> Exercise requirements: Report every line of the records that includes the word "title".
Content starts
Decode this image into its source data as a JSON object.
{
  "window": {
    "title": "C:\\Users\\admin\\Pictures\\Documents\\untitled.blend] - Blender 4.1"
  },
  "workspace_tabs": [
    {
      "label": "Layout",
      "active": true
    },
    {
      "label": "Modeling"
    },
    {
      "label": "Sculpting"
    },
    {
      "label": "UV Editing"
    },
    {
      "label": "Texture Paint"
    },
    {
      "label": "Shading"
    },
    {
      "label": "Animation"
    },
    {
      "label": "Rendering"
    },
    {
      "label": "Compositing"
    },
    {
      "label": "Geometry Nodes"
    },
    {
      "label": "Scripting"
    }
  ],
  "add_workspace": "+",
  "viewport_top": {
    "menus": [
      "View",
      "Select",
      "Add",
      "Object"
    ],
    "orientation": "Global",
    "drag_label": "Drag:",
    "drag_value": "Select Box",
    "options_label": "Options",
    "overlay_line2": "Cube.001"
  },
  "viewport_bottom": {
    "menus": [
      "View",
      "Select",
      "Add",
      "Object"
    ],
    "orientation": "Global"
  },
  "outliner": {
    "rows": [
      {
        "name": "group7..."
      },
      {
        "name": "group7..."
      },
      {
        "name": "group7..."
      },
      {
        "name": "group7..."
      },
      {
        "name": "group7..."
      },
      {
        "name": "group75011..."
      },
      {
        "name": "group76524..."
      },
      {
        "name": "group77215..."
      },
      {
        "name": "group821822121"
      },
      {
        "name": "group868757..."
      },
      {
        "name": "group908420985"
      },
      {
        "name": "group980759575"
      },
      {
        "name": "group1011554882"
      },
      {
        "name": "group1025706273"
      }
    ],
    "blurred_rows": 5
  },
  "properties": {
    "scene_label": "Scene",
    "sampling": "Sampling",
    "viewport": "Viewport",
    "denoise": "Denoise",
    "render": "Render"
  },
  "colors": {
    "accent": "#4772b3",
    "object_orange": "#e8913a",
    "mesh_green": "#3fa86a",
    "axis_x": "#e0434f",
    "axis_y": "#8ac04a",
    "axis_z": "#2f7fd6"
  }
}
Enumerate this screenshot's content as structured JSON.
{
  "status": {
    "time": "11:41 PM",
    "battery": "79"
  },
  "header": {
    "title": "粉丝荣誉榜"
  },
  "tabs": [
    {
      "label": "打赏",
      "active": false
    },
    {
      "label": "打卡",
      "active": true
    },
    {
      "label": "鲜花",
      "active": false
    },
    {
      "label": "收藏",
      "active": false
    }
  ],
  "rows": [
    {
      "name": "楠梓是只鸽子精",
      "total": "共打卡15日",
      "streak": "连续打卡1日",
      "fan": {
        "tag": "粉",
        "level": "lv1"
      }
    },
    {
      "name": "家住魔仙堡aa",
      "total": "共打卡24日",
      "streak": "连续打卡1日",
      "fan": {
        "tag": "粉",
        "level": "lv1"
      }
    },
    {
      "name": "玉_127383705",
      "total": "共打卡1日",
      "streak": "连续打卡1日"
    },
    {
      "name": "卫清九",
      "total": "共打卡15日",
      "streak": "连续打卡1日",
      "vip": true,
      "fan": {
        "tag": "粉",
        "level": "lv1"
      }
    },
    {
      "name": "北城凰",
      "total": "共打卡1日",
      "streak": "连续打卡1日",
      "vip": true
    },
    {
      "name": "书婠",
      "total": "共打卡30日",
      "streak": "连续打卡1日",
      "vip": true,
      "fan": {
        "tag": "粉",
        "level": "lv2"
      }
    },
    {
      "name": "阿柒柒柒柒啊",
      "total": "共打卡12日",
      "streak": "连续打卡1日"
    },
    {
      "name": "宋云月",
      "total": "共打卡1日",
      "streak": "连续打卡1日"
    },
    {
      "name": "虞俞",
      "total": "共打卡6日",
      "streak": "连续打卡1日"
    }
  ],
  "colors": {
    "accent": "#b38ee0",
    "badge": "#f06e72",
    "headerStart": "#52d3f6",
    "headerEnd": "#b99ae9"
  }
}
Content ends
> Result of this task:
    "title": "C:\\Users\\admin\\Pictures\\Documents\\untitled.blend] - Blender 4.1"
    "title": "粉丝荣誉榜"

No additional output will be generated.